─── Data shown

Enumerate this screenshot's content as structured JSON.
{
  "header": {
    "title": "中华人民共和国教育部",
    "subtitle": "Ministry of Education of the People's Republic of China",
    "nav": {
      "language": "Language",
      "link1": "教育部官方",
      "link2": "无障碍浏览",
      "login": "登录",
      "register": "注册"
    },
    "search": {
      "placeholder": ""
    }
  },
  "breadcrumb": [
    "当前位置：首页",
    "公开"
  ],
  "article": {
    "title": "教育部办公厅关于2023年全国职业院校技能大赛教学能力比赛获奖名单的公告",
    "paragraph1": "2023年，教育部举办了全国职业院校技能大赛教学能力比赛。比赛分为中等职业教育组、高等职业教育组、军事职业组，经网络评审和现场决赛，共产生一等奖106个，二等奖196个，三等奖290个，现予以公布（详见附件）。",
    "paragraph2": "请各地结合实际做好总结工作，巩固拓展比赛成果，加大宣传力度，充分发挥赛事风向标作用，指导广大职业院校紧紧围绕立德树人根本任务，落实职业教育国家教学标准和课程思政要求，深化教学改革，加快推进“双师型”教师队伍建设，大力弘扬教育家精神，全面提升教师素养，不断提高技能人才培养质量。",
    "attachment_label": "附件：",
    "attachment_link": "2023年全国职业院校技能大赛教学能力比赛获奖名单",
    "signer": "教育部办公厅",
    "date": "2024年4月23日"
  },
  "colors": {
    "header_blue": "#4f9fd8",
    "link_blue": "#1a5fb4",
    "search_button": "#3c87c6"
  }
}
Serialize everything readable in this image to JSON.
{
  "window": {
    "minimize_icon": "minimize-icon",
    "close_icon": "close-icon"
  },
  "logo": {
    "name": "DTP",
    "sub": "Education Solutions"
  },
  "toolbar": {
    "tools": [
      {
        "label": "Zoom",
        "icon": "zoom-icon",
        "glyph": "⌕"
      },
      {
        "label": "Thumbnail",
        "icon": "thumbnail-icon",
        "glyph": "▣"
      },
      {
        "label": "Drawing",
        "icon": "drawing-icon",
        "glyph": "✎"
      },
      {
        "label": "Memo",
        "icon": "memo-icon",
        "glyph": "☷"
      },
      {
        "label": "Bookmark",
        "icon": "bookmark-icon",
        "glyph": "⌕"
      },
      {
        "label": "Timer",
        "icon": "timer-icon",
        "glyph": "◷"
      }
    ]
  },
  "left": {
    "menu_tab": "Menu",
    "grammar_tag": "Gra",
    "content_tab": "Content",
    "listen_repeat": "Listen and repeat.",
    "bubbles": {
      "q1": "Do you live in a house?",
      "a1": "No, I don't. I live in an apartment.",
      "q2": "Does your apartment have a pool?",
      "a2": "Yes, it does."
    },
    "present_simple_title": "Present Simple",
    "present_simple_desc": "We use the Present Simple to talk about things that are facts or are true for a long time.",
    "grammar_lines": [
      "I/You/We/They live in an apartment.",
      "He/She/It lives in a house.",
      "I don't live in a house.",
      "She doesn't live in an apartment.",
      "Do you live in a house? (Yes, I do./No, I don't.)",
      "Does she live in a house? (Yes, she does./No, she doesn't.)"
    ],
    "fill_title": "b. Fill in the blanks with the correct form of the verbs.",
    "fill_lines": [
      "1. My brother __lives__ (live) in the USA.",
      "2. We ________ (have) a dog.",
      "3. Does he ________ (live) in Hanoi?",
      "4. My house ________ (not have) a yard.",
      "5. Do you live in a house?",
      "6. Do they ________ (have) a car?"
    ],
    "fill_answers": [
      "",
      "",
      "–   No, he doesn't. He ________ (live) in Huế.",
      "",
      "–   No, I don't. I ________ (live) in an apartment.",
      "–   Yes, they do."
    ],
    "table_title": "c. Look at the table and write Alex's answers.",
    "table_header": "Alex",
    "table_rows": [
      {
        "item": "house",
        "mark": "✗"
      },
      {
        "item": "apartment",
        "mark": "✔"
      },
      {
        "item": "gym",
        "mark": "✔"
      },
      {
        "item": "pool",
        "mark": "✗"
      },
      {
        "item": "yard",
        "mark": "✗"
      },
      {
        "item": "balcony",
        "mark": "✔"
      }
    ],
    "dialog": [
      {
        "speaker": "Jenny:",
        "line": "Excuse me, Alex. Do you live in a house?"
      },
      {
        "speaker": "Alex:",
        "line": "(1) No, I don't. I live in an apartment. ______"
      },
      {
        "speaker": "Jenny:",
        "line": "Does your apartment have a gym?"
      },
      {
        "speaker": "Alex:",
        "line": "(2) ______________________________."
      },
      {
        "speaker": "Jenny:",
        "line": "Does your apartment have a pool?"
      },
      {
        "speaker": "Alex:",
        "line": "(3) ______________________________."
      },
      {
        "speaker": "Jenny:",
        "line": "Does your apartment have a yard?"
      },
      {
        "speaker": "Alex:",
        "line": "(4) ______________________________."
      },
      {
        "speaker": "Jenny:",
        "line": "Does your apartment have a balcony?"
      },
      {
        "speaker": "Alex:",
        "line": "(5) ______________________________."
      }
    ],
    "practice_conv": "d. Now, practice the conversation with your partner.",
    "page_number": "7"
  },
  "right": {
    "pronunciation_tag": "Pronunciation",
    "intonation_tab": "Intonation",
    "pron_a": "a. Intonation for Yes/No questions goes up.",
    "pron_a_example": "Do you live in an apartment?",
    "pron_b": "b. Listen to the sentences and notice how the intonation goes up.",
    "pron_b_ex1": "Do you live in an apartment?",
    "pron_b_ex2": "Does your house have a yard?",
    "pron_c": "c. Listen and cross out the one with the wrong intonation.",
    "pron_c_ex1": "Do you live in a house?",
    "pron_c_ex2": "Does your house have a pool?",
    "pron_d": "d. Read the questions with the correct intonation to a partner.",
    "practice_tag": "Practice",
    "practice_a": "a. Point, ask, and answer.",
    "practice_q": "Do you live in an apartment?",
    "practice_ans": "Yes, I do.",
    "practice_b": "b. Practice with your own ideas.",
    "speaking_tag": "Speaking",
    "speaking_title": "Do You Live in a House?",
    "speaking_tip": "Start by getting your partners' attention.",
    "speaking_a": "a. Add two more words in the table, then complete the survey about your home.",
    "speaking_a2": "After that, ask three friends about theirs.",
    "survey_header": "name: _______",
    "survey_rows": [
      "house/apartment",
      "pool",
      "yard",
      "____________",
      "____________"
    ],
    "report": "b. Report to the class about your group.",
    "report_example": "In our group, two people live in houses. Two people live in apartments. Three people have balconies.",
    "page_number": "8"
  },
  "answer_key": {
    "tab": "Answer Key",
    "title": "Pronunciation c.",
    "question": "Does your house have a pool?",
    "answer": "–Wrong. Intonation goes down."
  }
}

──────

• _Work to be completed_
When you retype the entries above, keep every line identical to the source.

• _Exercise solution_
Enumerate this screenshot's content as structured JSON.
{
  "header": {
    "title": "中华人民共和国教育部",
    "subtitle": "Ministry of Education of the People's Republic of China",
    "nav": {
      "language": "Language",
      "link1": "教育部官方",
      "link2": "无障碍浏览",
      "login": "登录",
      "register": "注册"
    },
    "search": {
      "placeholder": ""
    }
  },
  "breadcrumb": [
    "当前位置：首页",
    "公开"
  ],
  "article": {
    "title": "教育部办公厅关于2023年全国职业院校技能大赛教学能力比赛获奖名单的公告",
    "paragraph1": "2023年，教育部举办了全国职业院校技能大赛教学能力比赛。比赛分为中等职业教育组、高等职业教育组、军事职业组，经网络评审和现场决赛，共产生一等奖106个，二等奖196个，三等奖290个，现予以公布（详见附件）。",
    "paragraph2": "请各地结合实际做好总结工作，巩固拓展比赛成果，加大宣传力度，充分发挥赛事风向标作用，指导广大职业院校紧紧围绕立德树人根本任务，落实职业教育国家教学标准和课程思政要求，深化教学改革，加快推进“双师型”教师队伍建设，大力弘扬教育家精神，全面提升教师素养，不断提高技能人才培养质量。",
    "attachment_label": "附件：",
    "attachment_link": "2023年全国职业院校技能大赛教学能力比赛获奖名单",
    "signer": "教育部办公厅",
    "date": "2024年4月23日"
  },
  "colors": {
    "header_blue": "#4f9fd8",
    "link_blue": "#1a5fb4",
    "search_button": "#3c87c6"
  }
}
Serialize everything readable in this image to JSON.
{
  "window": {
    "minimize_icon": "minimize-icon",
    "close_icon": "close-icon"
  },
  "logo": {
    "name": "DTP",
    "sub": "Education Solutions"
  },
  "toolbar": {
    "tools": [
      {
        "label": "Zoom",
        "icon": "zoom-icon",
        "glyph": "⌕"
      },
      {
        "label": "Thumbnail",
        "icon": "thumbnail-icon",
        "glyph": "▣"
      },
      {
        "label": "Drawing",
        "icon": "drawing-icon",
        "glyph": "✎"
      },
      {
        "label": "Memo",
        "icon": "memo-icon",
        "glyph": "☷"
      },
      {
        "label": "Bookmark",
        "icon": "bookmark-icon",
        "glyph": "⌕"
      },
      {
        "label": "Timer",
        "icon": "timer-icon",
        "glyph": "◷"
      }
    ]
  },
  "left": {
    "menu_tab": "Menu",
    "grammar_tag": "Gra",
    "content_tab": "Content",
    "listen_repeat": "Listen and repeat.",
    "bubbles": {
      "q1": "Do you live in a house?",
      "a1": "No, I don't. I live in an apartment.",
      "q2": "Does your apartment have a pool?",
      "a2": "Yes, it does."
    },
    "present_simple_title": "Present Simple",
    "present_simple_desc": "We use the Present Simple to talk about things that are facts or are true for a long time.",
    "grammar_lines": [
      "I/You/We/They live in an apartment.",
      "He/She/It lives in a house.",
      "I don't live in a house.",
      "She doesn't live in an apartment.",
      "Do you live in a house? (Yes, I do./No, I don't.)",
      "Does she live in a house? (Yes, she does./No, she doesn't.)"
    ],
    "fill_title": "b. Fill in the blanks with the correct form of the verbs.",
    "fill_lines": [
      "1. My brother __lives__ (live) in the USA.",
      "2. We ________ (have) a dog.",
      "3. Does he ________ (live) in Hanoi?",
      "4. My house ________ (not have) a yard.",
      "5. Do you live in a house?",
      "6. Do they ________ (have) a car?"
    ],
    "fill_answers": [
      "",
      "",
      "–   No, he doesn't. He ________ (live) in Huế.",
      "",
      "–   No, I don't. I ________ (live) in an apartment.",
      "–   Yes, they do."
    ],
    "table_title": "c. Look at the table and write Alex's answers.",
    "table_header": "Alex",
    "table_rows": [
      {
        "item": "house",
        "mark": "✗"
      },
      {
        "item": "apartment",
        "mark": "✔"
      },
      {
        "item": "gym",
        "mark": "✔"
      },
      {
        "item": "pool",
        "mark": "✗"
      },
      {
        "item": "yard",
        "mark": "✗"
      },
      {
        "item": "balcony",
        "mark": "✔"
      }
    ],
    "dialog": [
      {
        "speaker": "Jenny:",
        "line": "Excuse me, Alex. Do you live in a house?"
      },
      {
        "speaker": "Alex:",
        "line": "(1) No, I don't. I live in an apartment. ______"
      },
      {
        "speaker": "Jenny:",
        "line": "Does your apartment have a gym?"
      },
      {
        "speaker": "Alex:",
        "line": "(2) ______________________________."
      },
      {
        "speaker": "Jenny:",
        "line": "Does your apartment have a pool?"
      },
      {
        "speaker": "Alex:",
        "line": "(3) ______________________________."
      },
      {
        "speaker": "Jenny:",
        "line": "Does your apartment have a yard?"
      },
      {
        "speaker": "Alex:",
        "line": "(4) ______________________________."
      },
      {
        "speaker": "Jenny:",
        "line": "Does your apartment have a balcony?"
      },
      {
        "speaker": "Alex:",
        "line": "(5) ______________________________."
      }
    ],
    "practice_conv": "d. Now, practice the conversation with your partner.",
    "page_number": "7"
  },
  "right": {
    "pronunciation_tag": "Pronunciation",
    "intonation_tab": "Intonation",
    "pron_a": "a. Intonation for Yes/No questions goes up.",
    "pron_a_example": "Do you live in an apartment?",
    "pron_b": "b. Listen to the sentences and notice how the intonation goes up.",
    "pron_b_ex1": "Do you live in an apartment?",
    "pron_b_ex2": "Does your house have a yard?",
    "pron_c": "c. Listen and cross out the one with the wrong intonation.",
    "pron_c_ex1": "Do you live in a house?",
    "pron_c_ex2": "Does your house have a pool?",
    "pron_d": "d. Read the questions with the correct intonation to a partner.",
    "practice_tag": "Practice",
    "practice_a": "a. Point, ask, and answer.",
    "practice_q": "Do you live in an apartment?",
    "practice_ans": "Yes, I do.",
    "practice_b": "b. Practice with your own ideas.",
    "speaking_tag": "Speaking",
    "speaking_title": "Do You Live in a House?",
    "speaking_tip": "Start by getting your partners' attention.",
    "speaking_a": "a. Add two more words in the table, then complete the survey about your home.",
    "speaking_a2": "After that, ask three friends about theirs.",
    "survey_header": "name: _______",
    "survey_rows": [
      "house/apartment",
      "pool",
      "yard",
      "____________",
      "____________"
    ],
    "report": "b. Report to the class about your group.",
    "report_example": "In our group, two people live in houses. Two people live in apartments. Three people have balconies.",
    "page_number": "8"
  },
  "answer_key": {
    "tab": "Answer Key",
    "title": "Pronunciation c.",
    "question": "Does your house have a pool?",
    "answer": "–Wrong. Intonation goes down."
  }
}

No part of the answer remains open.